If flying lead changes have stymied your progress at home or in competition, consider the following tips, flatwork exercises and troubleshooting techniques. Hopefully they’ll help you and your horse find your way to flawless changes.
What Your Horse Needs to Know
Both horse and rider need to possess certain skills in order to perform a successful flying lead change. As a rider, you must be sophisticated enough to know which lead your horse is on without looking down, and be able to use hand and leg aids independently.
You and your horse need to be competent at riding and performing basic lateral movements, including turns on the forehand and leg-yields. You must be able to collect and extend the length of your horse’s canter stride—this is not the same as speeding up and slowing down.
Your horse must be able to track straight from head to tail; flex at the poll in response to pressure from the bit; be supple through the neck, shoulder and ribcage; move laterally away from leg pressure at all gaits; respond to your half-halts by collecting his stride and sitting back on his hindquarters; and balance around turns without falling in.
To really develop your feel and timing as a rider, work with an instructor who can teach you on a schoolmaster. These equine veterans will happily swap leads, but only when properly asked.
10 Tips to Teach the Flying Lead Change
Now that you and your horse are ready, use these schooling suggestions and exercises to help find those elusive flying changes.
1. Always make your session productive. Integrate circles, half-halts, and lateral movements into your routine so your horse becomes comfortable doing something more demanding than simply making laps around the arena.
2. Constantly practice simple lead changes, and don’t rush through them. Focus on a smooth downward transition. Keep your horse tracking straight for a few strides, and then ask for the new lead.
3. On the days you practice jumping or pattern work, use simple changes whenever a lead change is necessary. Don’t mix your swapping struggles into other activities.
4. Introduce the concept of flying lead changes to your horse by cantering a figure-8 pattern with simple changes in the center.
The Figure 8
This is a basic pattern, yet you must use your aids consistently to perform it correctly. Cantering circles on the correct lead and transitioning through the center on a straight line teaches your horse that a new direction requires a new lead. You may start on either lead; this diagram starts to the left.
Use the figure 8 frequently, but be creative. Vary the number of circles you canter on each lead, and break up the left/right/left/right lead ritual, otherwise your horse will begin to anticipate the changes in direction and leads, and that’s a bad habit to develop.
5. Every horse is more comfortable on one lead than the other. To help your horse become ambidextrous so he’ll eventually swap onto whichever lead you need, canter numerous large circles that are a bit bigger than a longeing circle. First canter to the right several times. After he’s been allowed to walk on a loose rein as a reward, reverse and canter several circles to the left.
6. The serpentine pattern is more advanced than a figure 8. The multiple loops or half-turns force both you and your horse to think faster in order to execute the simple lead changes at the correct time.

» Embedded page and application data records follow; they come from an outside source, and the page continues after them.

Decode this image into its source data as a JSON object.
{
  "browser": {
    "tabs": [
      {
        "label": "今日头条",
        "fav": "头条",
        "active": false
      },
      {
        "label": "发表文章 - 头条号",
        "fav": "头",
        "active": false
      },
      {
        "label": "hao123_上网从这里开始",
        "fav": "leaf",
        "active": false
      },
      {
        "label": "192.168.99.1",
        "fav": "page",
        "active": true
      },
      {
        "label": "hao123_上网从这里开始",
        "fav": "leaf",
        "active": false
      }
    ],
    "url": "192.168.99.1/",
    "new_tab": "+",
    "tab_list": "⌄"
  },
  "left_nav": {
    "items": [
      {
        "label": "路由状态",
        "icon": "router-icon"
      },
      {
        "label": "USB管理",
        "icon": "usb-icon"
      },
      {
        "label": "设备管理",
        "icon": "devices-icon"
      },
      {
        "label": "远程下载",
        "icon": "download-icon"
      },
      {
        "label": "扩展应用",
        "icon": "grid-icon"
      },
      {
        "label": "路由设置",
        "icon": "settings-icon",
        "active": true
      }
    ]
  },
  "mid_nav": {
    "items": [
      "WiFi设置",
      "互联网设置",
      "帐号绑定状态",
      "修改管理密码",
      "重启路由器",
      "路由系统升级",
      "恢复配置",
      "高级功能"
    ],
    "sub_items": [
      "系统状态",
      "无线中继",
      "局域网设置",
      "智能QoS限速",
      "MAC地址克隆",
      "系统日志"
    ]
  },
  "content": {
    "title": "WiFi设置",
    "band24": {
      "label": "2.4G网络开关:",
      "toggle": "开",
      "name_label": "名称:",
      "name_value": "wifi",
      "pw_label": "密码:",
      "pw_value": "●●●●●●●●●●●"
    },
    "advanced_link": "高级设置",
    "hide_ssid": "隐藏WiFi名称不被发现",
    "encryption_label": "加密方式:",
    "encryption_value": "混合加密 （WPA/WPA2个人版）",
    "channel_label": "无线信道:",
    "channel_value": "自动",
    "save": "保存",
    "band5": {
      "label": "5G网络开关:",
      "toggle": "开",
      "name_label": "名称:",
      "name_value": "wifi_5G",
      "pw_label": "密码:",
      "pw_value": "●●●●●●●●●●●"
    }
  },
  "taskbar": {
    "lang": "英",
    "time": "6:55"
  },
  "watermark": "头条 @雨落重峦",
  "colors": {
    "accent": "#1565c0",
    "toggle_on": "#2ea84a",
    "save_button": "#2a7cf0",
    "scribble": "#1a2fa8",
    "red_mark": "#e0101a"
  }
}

The Serpentine Pattern
As its name implies, the serpentine pattern resembles a snake. Like the figure 8, your horse must rely on your aids while he changes directions; he also must remain straight through transitions. The loops or half-turns of the serpentine are much tighter than the circles of a figure 8. Plan your pattern wisely. Too many loops in a small arena will make you and your horse feel rushed. You can begin on either lead; this diagram starts on the right lead.
7. Are you certain your horse travels straight from nose to tail? Have your coach stand on the ground and watch you canter away on a straight line. If your horse is crooked, apply leg pressure behind the girth to press his haunches over and hold them on track. Flying changes require a straight horse.

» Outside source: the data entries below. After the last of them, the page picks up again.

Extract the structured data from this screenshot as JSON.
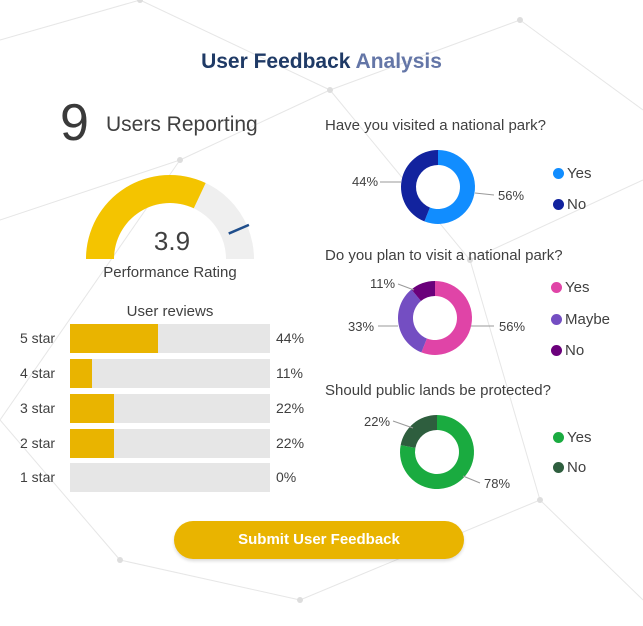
{
  "title": {
    "part1": "User Feedback",
    "part2": "Analysis"
  },
  "users": {
    "count": "9",
    "label": "Users Reporting"
  },
  "rating": {
    "value": "3.9",
    "label": "Performance Rating",
    "fraction": 0.78,
    "gauge_color": "#f4c400",
    "track_color": "#efefef",
    "marker_color": "#1f4e8c"
  },
  "reviews": {
    "title": "User reviews",
    "fill_color": "#e9b400",
    "rows": [
      {
        "label": "5 star",
        "pct_text": "44%",
        "value": 44
      },
      {
        "label": "4 star",
        "pct_text": "11%",
        "value": 11
      },
      {
        "label": "3 star",
        "pct_text": "22%",
        "value": 22
      },
      {
        "label": "2 star",
        "pct_text": "22%",
        "value": 22
      },
      {
        "label": "1 star",
        "pct_text": "0%",
        "value": 0
      }
    ]
  },
  "questions": [
    {
      "title": "Have you visited a national park?",
      "segments": [
        {
          "label": "Yes",
          "value": 56,
          "pct_text": "56%",
          "color": "#118dff"
        },
        {
          "label": "No",
          "value": 44,
          "pct_text": "44%",
          "color": "#12239e"
        }
      ]
    },
    {
      "title": "Do you plan to visit a national park?",
      "segments": [
        {
          "label": "Yes",
          "value": 56,
          "pct_text": "56%",
          "color": "#e044a7"
        },
        {
          "label": "Maybe",
          "value": 33,
          "pct_text": "33%",
          "color": "#744ec2"
        },
        {
          "label": "No",
          "value": 11,
          "pct_text": "11%",
          "color": "#6b007b"
        }
      ]
    },
    {
      "title": "Should public lands be protected?",
      "segments": [
        {
          "label": "Yes",
          "value": 78,
          "pct_text": "78%",
          "color": "#1aab40"
        },
        {
          "label": "No",
          "value": 22,
          "pct_text": "22%",
          "color": "#2e5e3e"
        }
      ]
    }
  ],
  "submit": {
    "label": "Submit User Feedback"
  }
}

8. Introduce the half-turn exercise, which requires your horse to canter straight on a diagonal line. Shaped like an ice cream cone, this exercise closely resembles a real-life flying lead change scenario.
The Half-Turn or Ice Cream Cone Pattern

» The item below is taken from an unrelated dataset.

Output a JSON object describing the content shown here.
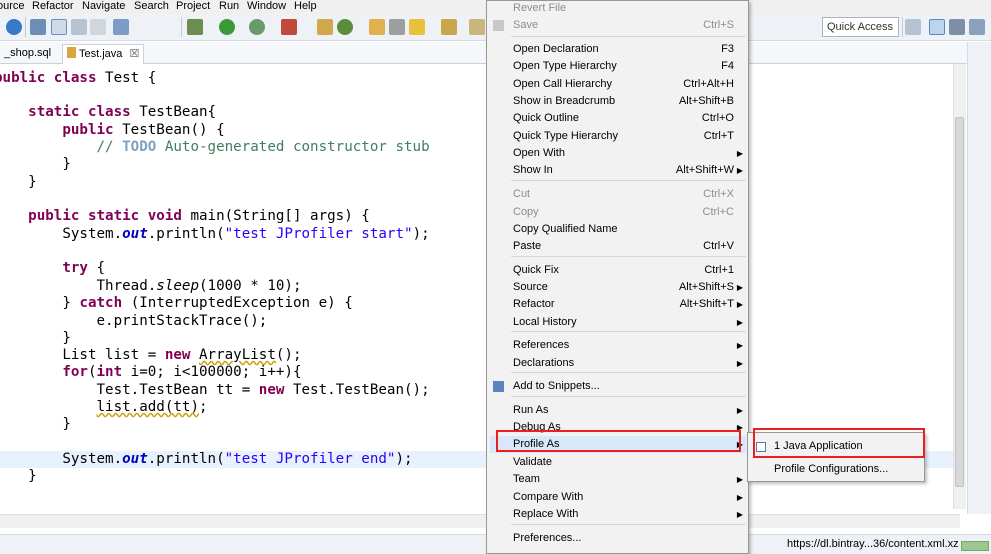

This is the most advanced pattern of the three. Plus, it closely resembles the set-up and execution of a flying lead change. This diagram uses a left to right simple change.
9. Since communication is the key to achieving flying changes, what is your horse telling you? If he’s relaxed and compliant through these preparatory exercises, then it’s time to ask for flying lead changes. Revisit the three exercises in the diagrams using the cues listed in No. 10.
10. To go from simple changes to flying changes, all you’re doing is eliminating the trotting portion of the change. The only difference is that you want your horse to remain cantering so he changes his lead “on the fly.” Therefore, when you ask for a flying change, apply your aids just as you did when you asked your horse to depart onto his new lead when you were doing simple changes.
Keep your horse balanced and straight. When you feel in sync with his rhythm, half-halt and tip just his nose toward the new direction, using a direct rein. At the same moment, press your outside leg behind the girth to shift his haunches in the new direction. Don’t kick with your heel, but be emphatic. If you’ve prepared your horse properly you should be rewarded with a flying lead change. Congratulations!
This article originally appeared in the May 2015 issue of Horse Illustrated magazine. Click here to subscribe!